Containers: I like plastic gro-packs for 6 to 12 plants, peat pellets or peat pots. Gro packs are especially good because you can cover tightly with "cling-wrap" after first watering and create a little "hothouse" environment. The soil stays moist longer at a higher temperature. Just remove cling-wrap when seedlings emerge. Put your soil/seedling mix into containers. Don't fill to exact top but leave at least 1/4 inch for watering or it will run off.
Then sow seeds 1/4 inch deep 6 to 10 weeks before the last frost. Keep seeds moist, but not soaked, through germination phase. They germinate best above 65 degrees. Ideal is 75 to 85 degrees. Because most homes are not this warm, another tip is to place them on top of your refrigerator until seedlings emerge. It stays pretty warm there. Don't forget my cling-wrap tip in a sunny windowsill.

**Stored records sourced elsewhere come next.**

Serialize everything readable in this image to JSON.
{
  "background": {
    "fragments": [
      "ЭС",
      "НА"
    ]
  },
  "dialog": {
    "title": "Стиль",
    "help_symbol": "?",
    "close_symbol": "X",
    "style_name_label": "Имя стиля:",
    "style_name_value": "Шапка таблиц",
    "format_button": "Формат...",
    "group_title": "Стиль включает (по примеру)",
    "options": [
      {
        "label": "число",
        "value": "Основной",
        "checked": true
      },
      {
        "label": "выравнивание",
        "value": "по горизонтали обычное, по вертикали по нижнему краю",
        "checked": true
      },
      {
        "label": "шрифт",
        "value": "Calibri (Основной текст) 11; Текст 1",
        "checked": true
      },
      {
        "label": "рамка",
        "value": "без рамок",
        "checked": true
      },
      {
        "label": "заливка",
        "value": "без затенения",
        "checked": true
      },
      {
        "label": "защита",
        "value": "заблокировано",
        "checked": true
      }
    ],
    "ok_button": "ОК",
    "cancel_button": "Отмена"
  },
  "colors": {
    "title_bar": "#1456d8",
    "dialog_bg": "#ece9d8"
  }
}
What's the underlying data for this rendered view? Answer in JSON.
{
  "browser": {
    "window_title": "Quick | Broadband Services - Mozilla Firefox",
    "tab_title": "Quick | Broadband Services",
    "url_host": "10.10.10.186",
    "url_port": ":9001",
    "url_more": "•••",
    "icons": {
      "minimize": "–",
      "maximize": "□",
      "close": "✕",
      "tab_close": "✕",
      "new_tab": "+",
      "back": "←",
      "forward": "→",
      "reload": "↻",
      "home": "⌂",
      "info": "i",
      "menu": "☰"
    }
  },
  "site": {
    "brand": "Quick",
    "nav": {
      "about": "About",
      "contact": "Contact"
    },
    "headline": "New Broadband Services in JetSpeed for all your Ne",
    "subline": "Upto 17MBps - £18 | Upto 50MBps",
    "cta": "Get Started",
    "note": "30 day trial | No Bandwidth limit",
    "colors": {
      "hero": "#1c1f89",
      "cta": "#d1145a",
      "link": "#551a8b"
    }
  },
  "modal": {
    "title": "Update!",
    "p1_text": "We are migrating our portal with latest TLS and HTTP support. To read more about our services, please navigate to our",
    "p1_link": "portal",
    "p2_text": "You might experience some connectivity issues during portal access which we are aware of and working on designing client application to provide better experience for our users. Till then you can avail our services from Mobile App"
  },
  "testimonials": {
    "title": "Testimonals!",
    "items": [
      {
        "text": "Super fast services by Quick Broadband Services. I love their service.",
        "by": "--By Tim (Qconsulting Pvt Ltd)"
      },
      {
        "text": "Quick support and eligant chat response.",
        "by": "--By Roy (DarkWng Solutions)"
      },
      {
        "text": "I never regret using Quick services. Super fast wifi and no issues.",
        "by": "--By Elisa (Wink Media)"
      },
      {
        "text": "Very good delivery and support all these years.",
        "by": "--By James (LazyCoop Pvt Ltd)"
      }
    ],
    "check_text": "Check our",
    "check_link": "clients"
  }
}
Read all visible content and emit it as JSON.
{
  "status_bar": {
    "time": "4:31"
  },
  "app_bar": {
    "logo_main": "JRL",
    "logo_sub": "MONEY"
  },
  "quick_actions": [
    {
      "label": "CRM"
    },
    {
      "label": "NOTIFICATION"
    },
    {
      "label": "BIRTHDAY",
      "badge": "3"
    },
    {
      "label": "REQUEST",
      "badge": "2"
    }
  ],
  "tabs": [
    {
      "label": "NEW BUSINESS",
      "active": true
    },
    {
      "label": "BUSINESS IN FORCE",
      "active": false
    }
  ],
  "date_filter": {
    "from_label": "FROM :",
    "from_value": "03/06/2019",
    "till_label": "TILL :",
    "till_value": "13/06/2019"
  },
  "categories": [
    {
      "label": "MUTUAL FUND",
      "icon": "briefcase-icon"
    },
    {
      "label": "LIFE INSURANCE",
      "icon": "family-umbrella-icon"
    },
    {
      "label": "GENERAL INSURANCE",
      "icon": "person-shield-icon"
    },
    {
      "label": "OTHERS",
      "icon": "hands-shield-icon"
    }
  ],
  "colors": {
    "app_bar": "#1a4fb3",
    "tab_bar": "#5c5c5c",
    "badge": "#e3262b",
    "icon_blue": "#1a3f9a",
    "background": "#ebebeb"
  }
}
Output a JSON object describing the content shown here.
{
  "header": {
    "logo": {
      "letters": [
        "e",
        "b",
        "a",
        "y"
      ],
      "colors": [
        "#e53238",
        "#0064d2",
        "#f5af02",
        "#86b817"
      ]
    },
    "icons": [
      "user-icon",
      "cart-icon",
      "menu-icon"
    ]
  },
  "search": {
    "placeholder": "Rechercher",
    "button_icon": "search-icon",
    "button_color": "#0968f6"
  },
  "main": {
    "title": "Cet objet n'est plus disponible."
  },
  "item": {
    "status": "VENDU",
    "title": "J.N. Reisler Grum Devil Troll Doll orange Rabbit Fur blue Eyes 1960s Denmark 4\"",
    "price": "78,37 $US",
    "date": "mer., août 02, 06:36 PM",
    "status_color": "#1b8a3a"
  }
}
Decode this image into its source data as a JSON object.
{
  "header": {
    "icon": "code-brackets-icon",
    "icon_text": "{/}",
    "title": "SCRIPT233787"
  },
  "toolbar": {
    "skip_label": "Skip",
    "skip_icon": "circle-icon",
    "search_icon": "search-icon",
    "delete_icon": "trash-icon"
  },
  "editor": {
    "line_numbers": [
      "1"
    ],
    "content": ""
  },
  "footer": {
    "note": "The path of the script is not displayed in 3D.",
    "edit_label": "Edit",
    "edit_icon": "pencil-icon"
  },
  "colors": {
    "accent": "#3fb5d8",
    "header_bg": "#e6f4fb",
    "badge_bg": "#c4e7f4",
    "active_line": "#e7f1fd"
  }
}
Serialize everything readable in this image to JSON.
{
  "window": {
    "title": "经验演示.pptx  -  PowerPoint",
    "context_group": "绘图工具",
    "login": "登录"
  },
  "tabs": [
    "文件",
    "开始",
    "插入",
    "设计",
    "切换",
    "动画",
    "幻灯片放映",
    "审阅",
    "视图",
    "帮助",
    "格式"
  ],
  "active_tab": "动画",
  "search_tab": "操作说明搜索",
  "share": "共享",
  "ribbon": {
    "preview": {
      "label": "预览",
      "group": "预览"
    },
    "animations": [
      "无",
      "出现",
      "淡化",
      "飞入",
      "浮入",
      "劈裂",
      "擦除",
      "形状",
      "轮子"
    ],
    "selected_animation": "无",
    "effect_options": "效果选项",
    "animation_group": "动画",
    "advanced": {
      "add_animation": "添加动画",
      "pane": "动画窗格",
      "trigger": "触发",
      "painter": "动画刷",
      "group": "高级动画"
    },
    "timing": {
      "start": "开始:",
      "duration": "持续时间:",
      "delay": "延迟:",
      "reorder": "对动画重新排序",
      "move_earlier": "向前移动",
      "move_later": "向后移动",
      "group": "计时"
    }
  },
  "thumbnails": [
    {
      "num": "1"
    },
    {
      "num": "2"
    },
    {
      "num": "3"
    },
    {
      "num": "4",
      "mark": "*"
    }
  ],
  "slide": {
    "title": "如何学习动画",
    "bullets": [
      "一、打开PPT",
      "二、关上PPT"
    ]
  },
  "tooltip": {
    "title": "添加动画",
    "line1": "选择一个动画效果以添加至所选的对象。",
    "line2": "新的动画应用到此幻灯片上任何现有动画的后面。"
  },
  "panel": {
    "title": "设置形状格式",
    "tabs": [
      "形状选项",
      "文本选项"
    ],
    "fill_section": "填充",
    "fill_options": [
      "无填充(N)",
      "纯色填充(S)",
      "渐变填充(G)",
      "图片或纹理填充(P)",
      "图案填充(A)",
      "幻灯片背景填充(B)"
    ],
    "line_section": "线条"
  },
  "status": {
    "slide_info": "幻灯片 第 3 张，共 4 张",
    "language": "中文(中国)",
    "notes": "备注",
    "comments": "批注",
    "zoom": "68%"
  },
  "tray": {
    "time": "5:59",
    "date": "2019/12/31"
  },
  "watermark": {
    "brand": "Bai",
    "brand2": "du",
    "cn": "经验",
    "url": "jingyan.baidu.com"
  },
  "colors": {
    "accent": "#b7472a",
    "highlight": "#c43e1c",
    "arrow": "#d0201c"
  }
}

Again, be patient, some varieties can take 4 to 6 weeks to germinate. Others can show up in 7 to 10 days. It depends on temperature,sunlight, soil and variety. After they emerge I believe in the mother nature theory: "Survival Of The Fittest". I plant 3 or 4 seeds per growing area.
Find a good and warm sunny windowsill. Seedlings prefer at least 6 hours of sunlight, the more the better. Hot pepper seeds need to be coaxed through the germination and transplant stages. Remember they all originated from a tropical environment. But keep in mind you'll be rewarded with a healthy, robust, prolific plant for your patience.
As they develop their first set of leaves I'll snip off with a scissors the weakest one. As they develop their second set of leaves I'll snip off all but the healthiest one. If any variety starts to grow tall and too "leggy", open the window just a little bit to shock the plant with cooler air. This will slow down its growth and make its stem thicker and more conducive to transplant. Once you have healthy seedlings you're ready for the transplant and growing stage, then the harvesting stage, then my favorite the cooking and eating stage.
My whole website is built about giving you the best information on the Internet about Growing Peppers. We have pages for all pepper types and Chili pepper varieties. I just added pages just loaded with Chili Pepper pictures. A Chile Pepper picture is "worth a thousand words". So please, cruise around our website...browse and enjoy...and let me know what you think.